The first two have long been at the forefront of hyperlocal marketing, but the latter is a must-use strategy in today’s digital age. While attracting new guests is fundamental, building their loyalty is imperative for the long term. You can get more out of your existing guests and keep them coming back in a number of different ways. This could look like offering more limited-time menu items, using social media to keep in touch, providing personalized service and much more.
Get good at Google.

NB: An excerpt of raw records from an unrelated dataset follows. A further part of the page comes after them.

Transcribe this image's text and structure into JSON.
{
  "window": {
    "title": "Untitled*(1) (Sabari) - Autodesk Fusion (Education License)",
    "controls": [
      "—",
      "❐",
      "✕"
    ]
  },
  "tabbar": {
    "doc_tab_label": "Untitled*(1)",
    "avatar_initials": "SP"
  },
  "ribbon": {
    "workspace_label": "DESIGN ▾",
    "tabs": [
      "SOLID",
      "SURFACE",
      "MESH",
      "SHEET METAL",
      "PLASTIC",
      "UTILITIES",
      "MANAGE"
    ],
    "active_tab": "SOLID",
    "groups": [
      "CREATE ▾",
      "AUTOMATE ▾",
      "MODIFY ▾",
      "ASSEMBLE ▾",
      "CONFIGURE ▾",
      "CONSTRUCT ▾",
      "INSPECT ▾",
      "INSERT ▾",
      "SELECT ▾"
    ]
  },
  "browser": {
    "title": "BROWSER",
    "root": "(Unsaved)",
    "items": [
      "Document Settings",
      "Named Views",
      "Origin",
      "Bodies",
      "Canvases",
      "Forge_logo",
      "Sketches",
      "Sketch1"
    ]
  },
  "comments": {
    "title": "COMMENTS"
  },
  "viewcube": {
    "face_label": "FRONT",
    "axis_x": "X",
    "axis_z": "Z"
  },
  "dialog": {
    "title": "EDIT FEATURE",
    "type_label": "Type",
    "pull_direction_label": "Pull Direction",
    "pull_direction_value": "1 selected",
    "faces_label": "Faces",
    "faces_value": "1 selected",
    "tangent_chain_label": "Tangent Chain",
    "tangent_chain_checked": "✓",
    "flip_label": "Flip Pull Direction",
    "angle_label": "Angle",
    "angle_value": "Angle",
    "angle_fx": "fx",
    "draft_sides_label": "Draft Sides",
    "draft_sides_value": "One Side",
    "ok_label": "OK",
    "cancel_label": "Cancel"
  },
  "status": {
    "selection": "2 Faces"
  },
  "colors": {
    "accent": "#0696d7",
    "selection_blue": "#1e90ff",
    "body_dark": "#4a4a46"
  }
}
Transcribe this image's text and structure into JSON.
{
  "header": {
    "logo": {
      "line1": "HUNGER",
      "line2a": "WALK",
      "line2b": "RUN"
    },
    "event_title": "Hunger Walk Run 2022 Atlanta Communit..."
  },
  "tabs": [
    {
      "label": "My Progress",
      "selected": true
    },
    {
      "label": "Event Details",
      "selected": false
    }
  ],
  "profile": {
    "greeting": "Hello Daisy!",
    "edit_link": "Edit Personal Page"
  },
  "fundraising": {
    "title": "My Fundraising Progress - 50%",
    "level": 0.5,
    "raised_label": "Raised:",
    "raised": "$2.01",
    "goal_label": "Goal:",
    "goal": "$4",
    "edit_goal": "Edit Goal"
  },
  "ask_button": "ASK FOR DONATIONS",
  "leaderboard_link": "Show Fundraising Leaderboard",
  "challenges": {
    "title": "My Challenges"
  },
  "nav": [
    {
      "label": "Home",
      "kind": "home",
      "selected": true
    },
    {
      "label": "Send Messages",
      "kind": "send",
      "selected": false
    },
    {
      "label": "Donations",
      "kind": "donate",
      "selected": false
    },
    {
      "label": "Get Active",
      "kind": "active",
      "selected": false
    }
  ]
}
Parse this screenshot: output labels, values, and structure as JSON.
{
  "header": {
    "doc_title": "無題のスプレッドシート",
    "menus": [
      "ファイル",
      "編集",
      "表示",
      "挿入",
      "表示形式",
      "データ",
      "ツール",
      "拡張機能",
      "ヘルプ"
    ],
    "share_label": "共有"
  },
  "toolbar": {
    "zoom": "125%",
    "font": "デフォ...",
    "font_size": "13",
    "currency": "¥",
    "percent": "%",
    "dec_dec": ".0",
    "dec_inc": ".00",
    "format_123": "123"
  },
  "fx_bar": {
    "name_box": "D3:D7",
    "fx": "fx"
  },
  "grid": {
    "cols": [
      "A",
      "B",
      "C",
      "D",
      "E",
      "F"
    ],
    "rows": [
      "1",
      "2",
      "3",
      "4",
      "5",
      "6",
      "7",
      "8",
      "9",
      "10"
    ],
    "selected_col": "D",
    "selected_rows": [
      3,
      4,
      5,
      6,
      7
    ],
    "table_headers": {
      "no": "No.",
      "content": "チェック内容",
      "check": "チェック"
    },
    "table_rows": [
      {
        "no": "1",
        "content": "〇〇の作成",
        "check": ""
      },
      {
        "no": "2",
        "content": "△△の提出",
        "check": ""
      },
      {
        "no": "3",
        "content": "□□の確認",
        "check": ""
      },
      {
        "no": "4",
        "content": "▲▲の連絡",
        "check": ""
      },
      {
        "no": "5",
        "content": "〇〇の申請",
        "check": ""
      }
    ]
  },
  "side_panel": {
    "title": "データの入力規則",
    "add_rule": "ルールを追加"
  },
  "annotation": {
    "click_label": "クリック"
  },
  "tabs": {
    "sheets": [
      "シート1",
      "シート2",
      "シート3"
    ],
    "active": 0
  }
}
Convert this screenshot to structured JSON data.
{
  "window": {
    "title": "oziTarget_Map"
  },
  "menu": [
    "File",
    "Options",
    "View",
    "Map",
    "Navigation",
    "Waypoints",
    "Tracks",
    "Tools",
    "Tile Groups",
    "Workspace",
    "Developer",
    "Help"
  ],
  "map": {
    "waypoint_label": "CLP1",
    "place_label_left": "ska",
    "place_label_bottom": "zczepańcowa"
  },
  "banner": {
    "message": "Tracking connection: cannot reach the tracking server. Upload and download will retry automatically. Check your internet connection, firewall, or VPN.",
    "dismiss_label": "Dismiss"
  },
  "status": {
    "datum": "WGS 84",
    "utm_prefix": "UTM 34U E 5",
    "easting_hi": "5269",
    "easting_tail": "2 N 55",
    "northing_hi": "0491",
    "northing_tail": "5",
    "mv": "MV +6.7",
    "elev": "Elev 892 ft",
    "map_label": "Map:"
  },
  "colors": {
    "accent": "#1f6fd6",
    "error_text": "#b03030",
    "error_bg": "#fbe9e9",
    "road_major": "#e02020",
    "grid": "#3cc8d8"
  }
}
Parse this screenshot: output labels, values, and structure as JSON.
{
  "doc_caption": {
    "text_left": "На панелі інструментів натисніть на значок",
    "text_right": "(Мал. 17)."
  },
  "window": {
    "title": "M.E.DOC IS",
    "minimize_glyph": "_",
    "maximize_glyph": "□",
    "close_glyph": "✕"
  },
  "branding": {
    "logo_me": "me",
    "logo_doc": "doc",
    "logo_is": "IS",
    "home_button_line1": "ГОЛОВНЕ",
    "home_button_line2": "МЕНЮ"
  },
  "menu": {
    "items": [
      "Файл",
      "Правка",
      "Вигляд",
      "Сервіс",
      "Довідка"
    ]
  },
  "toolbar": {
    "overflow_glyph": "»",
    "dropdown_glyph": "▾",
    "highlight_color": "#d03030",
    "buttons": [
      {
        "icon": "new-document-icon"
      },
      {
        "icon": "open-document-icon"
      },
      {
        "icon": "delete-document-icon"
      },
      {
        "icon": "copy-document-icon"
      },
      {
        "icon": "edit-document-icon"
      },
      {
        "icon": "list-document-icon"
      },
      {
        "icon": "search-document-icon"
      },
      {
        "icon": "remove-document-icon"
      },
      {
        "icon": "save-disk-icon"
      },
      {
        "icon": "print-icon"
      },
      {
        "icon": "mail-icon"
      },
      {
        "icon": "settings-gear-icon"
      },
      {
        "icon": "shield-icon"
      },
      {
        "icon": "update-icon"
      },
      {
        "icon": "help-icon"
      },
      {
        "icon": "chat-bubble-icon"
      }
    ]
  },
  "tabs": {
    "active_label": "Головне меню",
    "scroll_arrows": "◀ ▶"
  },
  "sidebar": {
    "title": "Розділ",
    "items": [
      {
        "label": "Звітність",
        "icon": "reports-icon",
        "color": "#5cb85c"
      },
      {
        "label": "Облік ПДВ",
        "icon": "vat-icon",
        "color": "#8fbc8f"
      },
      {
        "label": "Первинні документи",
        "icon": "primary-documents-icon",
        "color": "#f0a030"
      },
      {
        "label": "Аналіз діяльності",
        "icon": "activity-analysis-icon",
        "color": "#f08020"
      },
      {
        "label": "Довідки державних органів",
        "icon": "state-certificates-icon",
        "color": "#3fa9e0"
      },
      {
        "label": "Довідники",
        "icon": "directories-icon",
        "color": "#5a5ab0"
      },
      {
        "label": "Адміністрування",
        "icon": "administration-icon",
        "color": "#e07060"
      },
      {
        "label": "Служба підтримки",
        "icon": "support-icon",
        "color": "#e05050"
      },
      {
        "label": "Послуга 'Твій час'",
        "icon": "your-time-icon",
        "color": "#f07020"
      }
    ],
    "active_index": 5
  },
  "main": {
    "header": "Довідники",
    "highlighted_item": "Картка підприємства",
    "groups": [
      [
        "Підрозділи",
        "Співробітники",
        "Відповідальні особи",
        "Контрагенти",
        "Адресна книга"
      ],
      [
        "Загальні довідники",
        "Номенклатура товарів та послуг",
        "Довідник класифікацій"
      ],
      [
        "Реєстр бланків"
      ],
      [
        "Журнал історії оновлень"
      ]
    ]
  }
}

Google is the leading search engine worldwide, with more than 90 percent of the market share, so it’s crucial that your restaurant optimizes its Google My Business listing. 86 percent of people look up the location of a business on Google Maps and Google is now the biggest and most trusted source of restaurant reviews. Provide detailed information about your locations and companies as best you can and have a unique and attractive business description. Explain how your business is different and make sure any of your relevant keywords from an SEO standpoint exist in those first 100 words. Add high-quality pictures and make sure your hours, address and phone numbers are all correct, in addition to ensuring your primary category of your restaurant fare or business is set right. Lastly, do your research and explore other platforms to learn what strategies work best for your company’s online presence.
When it comes to hyperlocal marketing, your strategy needs to cover the entire consumer journey from discovery to completing a transaction. The guest experience will always be at the focus of marketing, so you have to creatively determine how to elevate it through digital enhancements. In today’s consumer environment, guests want to be reached at the touch of a button. So, the best way to ‘wow’ them is with a killer hyperlocal marketing plan that gives them exactly what they want, when they want it. You’ll have fans in your markets that will turn into repeat customers for life!
Devin Handler an award-winning branding and growth veteran with over 20 years of experience. He currently serves as Vice President of Brand Marketing at Naf Naf. Prior to joining Naf Naf, he led marketing for GARBANZO Mediterranean Fresh as Vice President of Brand and Menu. Previously, Devin served as Director of Franchise and Field Marketing for QDOBA Mexican Eats, growing the brand from 200 units to over 650.